In light of all of the recent talk about pitch tipping and performance enhancement, it seems like a good time to look back at a time -- not so long ago -- when people didn't get so worked up about breaking the rules. Well, most people, anyway. George Steinbrenner certainly got worked up over Don Sutton scuffing the ball against the Yankees once, and Lar at Wezen-Ball has the amusing details. Money quote from then-Yankees manager Lou Piniella:
Steinbrenner: Lou! The TV cameras found something on Sutton's hand! He's scuffing up the ball! For God's sake, go out and talk to the umpire! He's cheating, and you need to catch him!
Piniella: For the love of God, George! We had Tommy John pitching for us yesterday, and who do you think Sutton learned it from?! And Rick Rhoden's pitching tomorrow night. Who do you think taught it to him? Do you really want me to talk to the umpire about it when we have Sutton's teacher and his student pitching for us right now?!
Aside from the yuks, these kinds of stories are valuable for two reasons: (1) they teach us that people didn't always make a federal case out of rule-breaking; but (2) they also teach us that ballplayers and managers aren't the most reliable sources in the world when asking for comment about the rule-breaking of others.
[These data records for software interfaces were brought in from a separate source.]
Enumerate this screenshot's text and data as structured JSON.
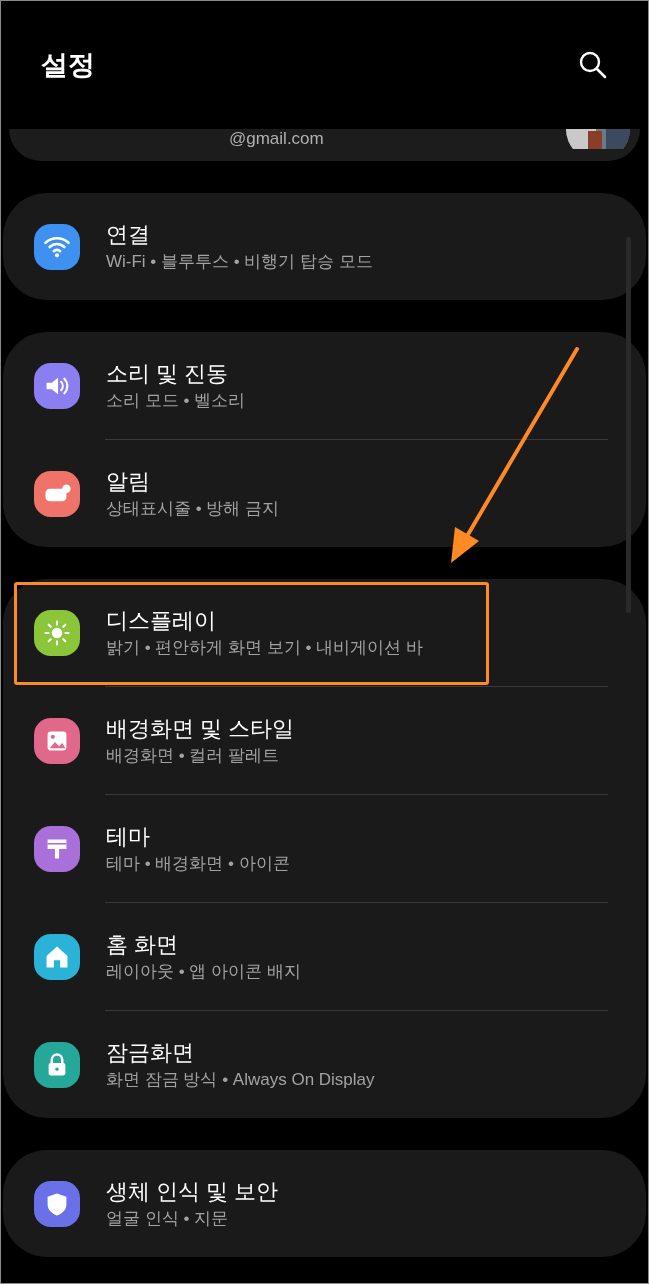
{
  "header": {
    "title": "설정"
  },
  "account": {
    "email": "@gmail.com"
  },
  "sections": [
    {
      "items": [
        {
          "title": "연결",
          "subtitle": "Wi-Fi • 블루투스 • 비행기 탑승 모드",
          "color": "#3e91f0",
          "highlighted": false
        }
      ]
    },
    {
      "items": [
        {
          "title": "소리 및 진동",
          "subtitle": "소리 모드 • 벨소리",
          "color": "#8b7ef0",
          "highlighted": false
        },
        {
          "title": "알림",
          "subtitle": "상태표시줄 • 방해 금지",
          "color": "#ef7368",
          "highlighted": false
        }
      ]
    },
    {
      "items": [
        {
          "title": "디스플레이",
          "subtitle": "밝기 • 편안하게 화면 보기 • 내비게이션 바",
          "color": "#8ac53a",
          "highlighted": true
        },
        {
          "title": "배경화면 및 스타일",
          "subtitle": "배경화면 • 컬러 팔레트",
          "color": "#e0688a",
          "highlighted": false
        },
        {
          "title": "테마",
          "subtitle": "테마 • 배경화면 • 아이콘",
          "color": "#a870d8",
          "highlighted": false
        },
        {
          "title": "홈 화면",
          "subtitle": "레이아웃 • 앱 아이콘 배지",
          "color": "#2ab3d6",
          "highlighted": false
        },
        {
          "title": "잠금화면",
          "subtitle": "화면 잠금 방식 • Always On Display",
          "color": "#25a89a",
          "highlighted": false
        }
      ]
    },
    {
      "items": [
        {
          "title": "생체 인식 및 보안",
          "subtitle": "얼굴 인식 • 지문",
          "color": "#6a70e8",
          "highlighted": false
        }
      ]
    }
  ]
}
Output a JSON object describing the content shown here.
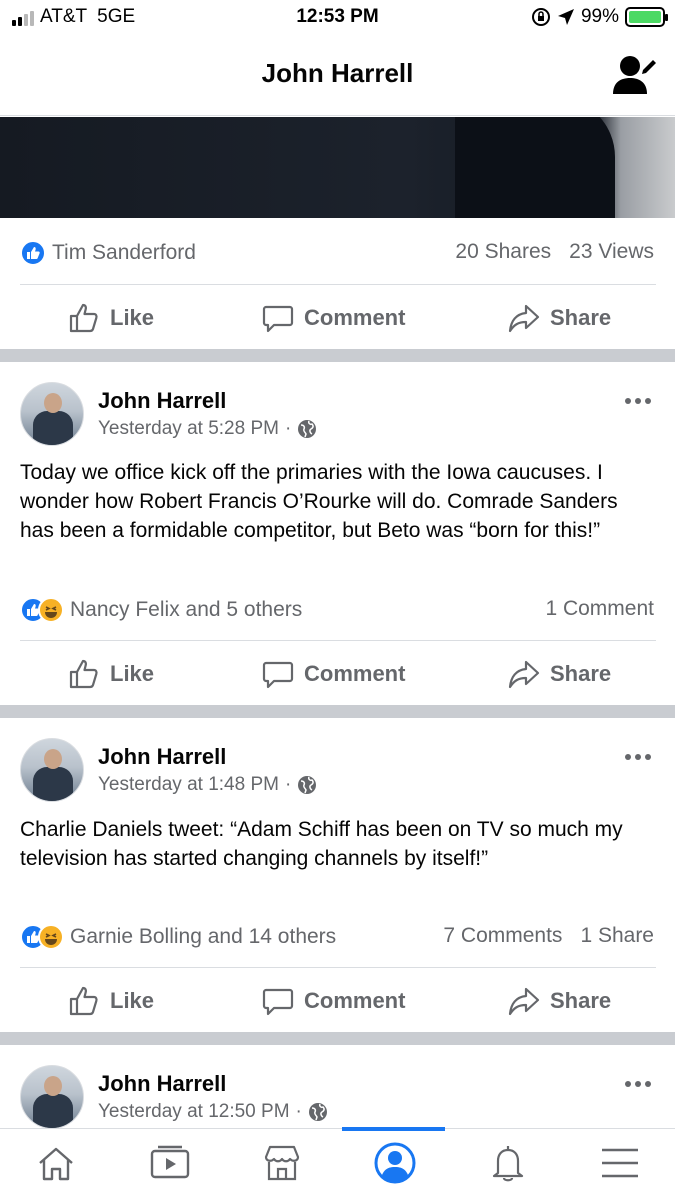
{
  "status_bar": {
    "carrier": "AT&T",
    "network": "5GE",
    "time": "12:53 PM",
    "battery": "99%",
    "battery_level": 0.99
  },
  "header": {
    "title": "John Harrell",
    "edit_icon": "person-edit-icon"
  },
  "video_post": {
    "liker": "Tim Sanderford",
    "shares": "20 Shares",
    "views": "23 Views"
  },
  "actions": {
    "like": "Like",
    "comment": "Comment",
    "share": "Share"
  },
  "posts": [
    {
      "author": "John Harrell",
      "time": "Yesterday at 5:28 PM",
      "separator": "·",
      "text": "Today we office kick off the primaries with the Iowa caucuses. I wonder how Robert Francis O’Rourke will do. Comrade Sanders has been a formidable competitor, but Beto was “born for this!”",
      "reactors": "Nancy Felix and 5 others",
      "comments": "1 Comment",
      "shares": ""
    },
    {
      "author": "John Harrell",
      "time": "Yesterday at 1:48 PM",
      "separator": "·",
      "text": "Charlie Daniels tweet: “Adam Schiff has been on TV so much my television has started changing channels by itself!”",
      "reactors": "Garnie Bolling and 14 others",
      "comments": "7 Comments",
      "shares": "1 Share"
    },
    {
      "author": "John Harrell",
      "time": "Yesterday at 12:50 PM",
      "separator": "·",
      "text": "",
      "reactors": "",
      "comments": "",
      "shares": ""
    }
  ],
  "bottom_nav": {
    "items": [
      "home-icon",
      "watch-icon",
      "marketplace-icon",
      "profile-icon",
      "notifications-icon",
      "menu-icon"
    ],
    "active": "profile-icon"
  },
  "colors": {
    "accent": "#1877f2",
    "secondary_text": "#65676b",
    "separator": "#c9ccd1",
    "battery_green": "#4cd964"
  }
}
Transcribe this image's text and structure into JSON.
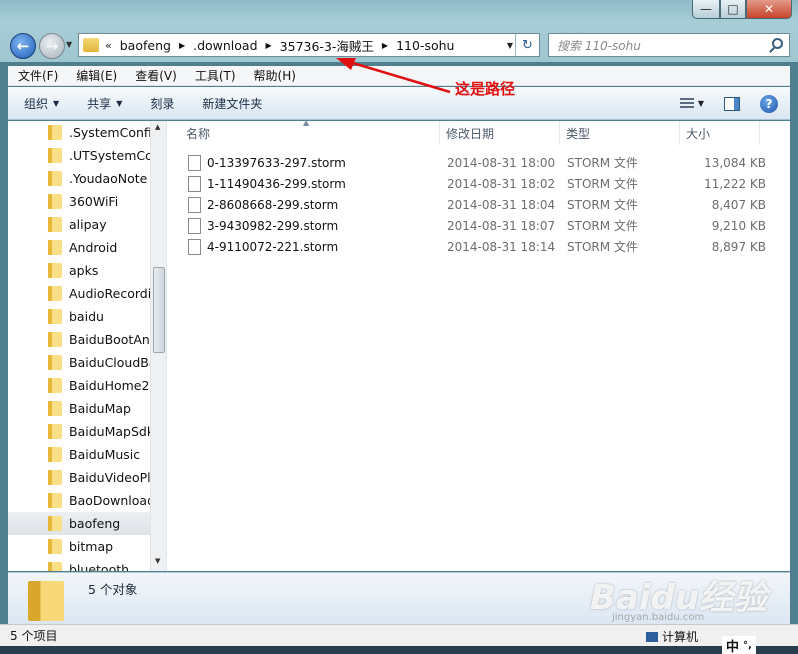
{
  "window": {
    "min_glyph": "—",
    "max_glyph": "□",
    "close_glyph": "✕"
  },
  "address": {
    "overflow": "«",
    "crumbs": [
      "baofeng",
      ".download",
      "35736-3-海贼王",
      "110-sohu"
    ],
    "refresh_glyph": "↻"
  },
  "search": {
    "placeholder": "搜索 110-sohu"
  },
  "menu": [
    "文件(F)",
    "编辑(E)",
    "查看(V)",
    "工具(T)",
    "帮助(H)"
  ],
  "commands": {
    "organize": "组织",
    "share": "共享",
    "burn": "刻录",
    "new_folder": "新建文件夹",
    "help": "?"
  },
  "nav_items": [
    ".SystemConfig",
    ".UTSystemCor",
    ".YoudaoNote",
    "360WiFi",
    "alipay",
    "Android",
    "apks",
    "AudioRecordi",
    "baidu",
    "BaiduBootAni",
    "BaiduCloudBa",
    "BaiduHome2",
    "BaiduMap",
    "BaiduMapSdk",
    "BaiduMusic",
    "BaiduVideoPla",
    "BaoDownload",
    "baofeng",
    "bitmap",
    "bluetooth"
  ],
  "nav_selected": "baofeng",
  "columns": {
    "name": "名称",
    "date": "修改日期",
    "type": "类型",
    "size": "大小"
  },
  "files": [
    {
      "name": "0-13397633-297.storm",
      "date": "2014-08-31 18:00",
      "type": "STORM 文件",
      "size": "13,084 KB"
    },
    {
      "name": "1-11490436-299.storm",
      "date": "2014-08-31 18:02",
      "type": "STORM 文件",
      "size": "11,222 KB"
    },
    {
      "name": "2-8608668-299.storm",
      "date": "2014-08-31 18:04",
      "type": "STORM 文件",
      "size": "8,407 KB"
    },
    {
      "name": "3-9430982-299.storm",
      "date": "2014-08-31 18:07",
      "type": "STORM 文件",
      "size": "9,210 KB"
    },
    {
      "name": "4-9110072-221.storm",
      "date": "2014-08-31 18:14",
      "type": "STORM 文件",
      "size": "8,897 KB"
    }
  ],
  "annotation": {
    "text": "这是路径",
    "color": "#e01010"
  },
  "details": {
    "count": "5 个对象"
  },
  "status": {
    "items": "5 个项目",
    "location": "计算机"
  },
  "ime": {
    "mode": "中",
    "punct": "°,"
  },
  "watermark": {
    "brand": "Baidu经验",
    "url": "jingyan.baidu.com"
  }
}
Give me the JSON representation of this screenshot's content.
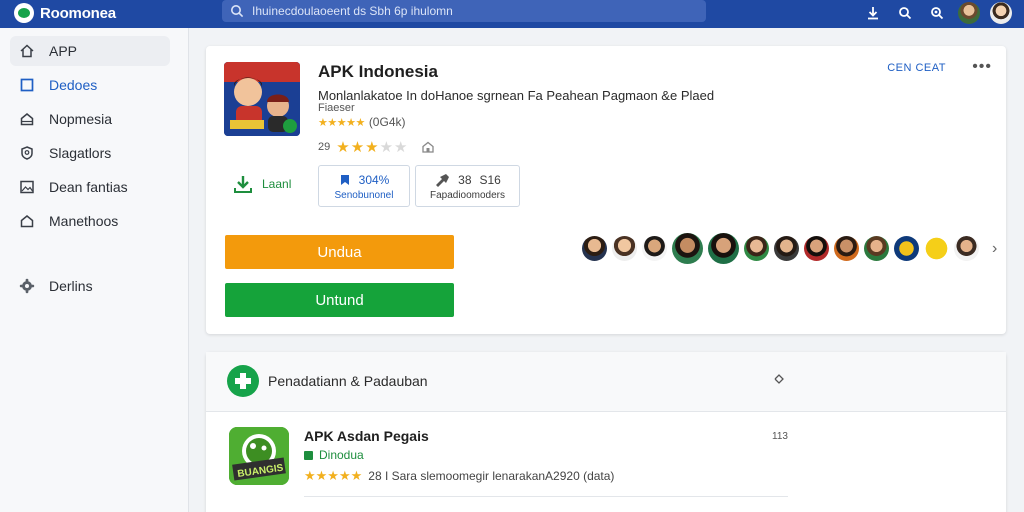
{
  "app": {
    "name": "Roomonea"
  },
  "search": {
    "placeholder": "Ihuinecdoulaoeent ds Sbh 6p ihulomn"
  },
  "colors": {
    "topbar": "#1f49a3",
    "accent_blue": "#1f5fc4",
    "orange": "#f39a0c",
    "green": "#15a33a",
    "star": "#f2b01e"
  },
  "sidebar": {
    "items": [
      {
        "label": "APP",
        "icon": "home-icon"
      },
      {
        "label": "Dedoes",
        "icon": "square-icon"
      },
      {
        "label": "Nopmesia",
        "icon": "home-outline-icon"
      },
      {
        "label": "Slagatlors",
        "icon": "shield-icon"
      },
      {
        "label": "Dean fantias",
        "icon": "image-icon"
      },
      {
        "label": "Manethoos",
        "icon": "home-outline-icon"
      },
      {
        "label": "Derlins",
        "icon": "gear-icon"
      }
    ]
  },
  "main": {
    "title": "APK Indonesia",
    "description": "Monlanlakatoe In doHanoe sgrnean Fa Peahean Pagmaon &e Plaed",
    "subtitle": "Fiaeser",
    "rating_count": "(0G4k)",
    "rating_label": "29",
    "card_link": "CEN CEAT",
    "install_label": "Laanl",
    "stat1": {
      "value": "304%",
      "label": "Senobunonel"
    },
    "stat2": {
      "value1": "38",
      "value2": "S16",
      "label": "Fapadioomoders"
    },
    "btn_primary": "Undua",
    "btn_secondary": "Untund"
  },
  "section2": {
    "title": "Penadatiann & Padauban",
    "app": {
      "name": "APK Asdan Pegais",
      "badge": "Dinodua",
      "rating_text": "28 I Sara slemoomegir lenarakanA2920 (data)",
      "count": "113",
      "icon_text": "BUANGIS"
    }
  }
}
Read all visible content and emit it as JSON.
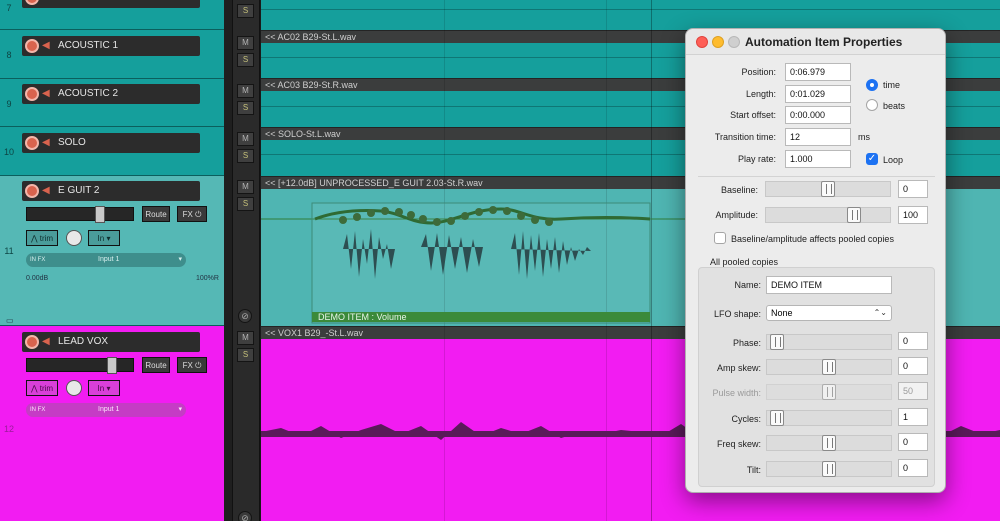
{
  "tracks": [
    {
      "number": "7",
      "name": ""
    },
    {
      "number": "8",
      "name": "ACOUSTIC 1",
      "item": "<< AC02 B29-St.L.wav"
    },
    {
      "number": "9",
      "name": "ACOUSTIC 2",
      "item": "<< AC03 B29-St.R.wav"
    },
    {
      "number": "10",
      "name": "SOLO",
      "item": "<< SOLO-St.L.wav"
    },
    {
      "number": "11",
      "name": "E GUIT 2",
      "item": "<< [+12.0dB] UNPROCESSED_E GUIT 2.03-St.R.wav",
      "route": "Route",
      "fx": "FX",
      "trim": "trim",
      "in": "In",
      "input": "Input 1",
      "vol_db": "0.00dB",
      "pan": "100%R",
      "in_fx": "IN FX"
    },
    {
      "number": "12",
      "name": "LEAD VOX",
      "item": "<< VOX1 B29_-St.L.wav",
      "route": "Route",
      "fx": "FX",
      "trim": "trim",
      "in": "In",
      "input": "Input 1",
      "in_fx": "IN FX"
    }
  ],
  "mute_label": "M",
  "solo_label": "S",
  "phase_symbol": "⊘",
  "automation_item_label": "DEMO ITEM : Volume",
  "colors": {
    "teal": "#159f9c",
    "magenta": "#f21cf2",
    "accent": "#1d72f2"
  },
  "dialog": {
    "title": "Automation Item Properties",
    "position_label": "Position:",
    "position": "0:06.979",
    "length_label": "Length:",
    "length": "0:01.029",
    "start_offset_label": "Start offset:",
    "start_offset": "0:00.000",
    "transition_label": "Transition time:",
    "transition": "12",
    "transition_unit": "ms",
    "play_rate_label": "Play rate:",
    "play_rate": "1.000",
    "time_label": "time",
    "beats_label": "beats",
    "time_selected": true,
    "loop_label": "Loop",
    "loop_checked": true,
    "baseline_label": "Baseline:",
    "baseline": "0",
    "amplitude_label": "Amplitude:",
    "amplitude": "100",
    "pooled_label": "Baseline/amplitude affects pooled copies",
    "pooled_checked": false,
    "group_label": "All pooled copies",
    "name_label": "Name:",
    "name": "DEMO ITEM",
    "lfo_label": "LFO shape:",
    "lfo": "None",
    "phase_label": "Phase:",
    "phase": "0",
    "amp_skew_label": "Amp skew:",
    "amp_skew": "0",
    "pulse_width_label": "Pulse width:",
    "pulse_width": "50",
    "cycles_label": "Cycles:",
    "cycles": "1",
    "freq_skew_label": "Freq skew:",
    "freq_skew": "0",
    "tilt_label": "Tilt:",
    "tilt": "0"
  }
}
I mean, I think it's interesting that Michael Young, Jeff Brantley, Joe Girardi, and Doug Mientkiewicz have gone on the record defending Alex Rodriguez against Selena Roberts' allegations, but in light of a long history of folks inside the game looking the other way at this sort of thing, we can't automatically take their word on these matters any more seriously than we take Roberts'.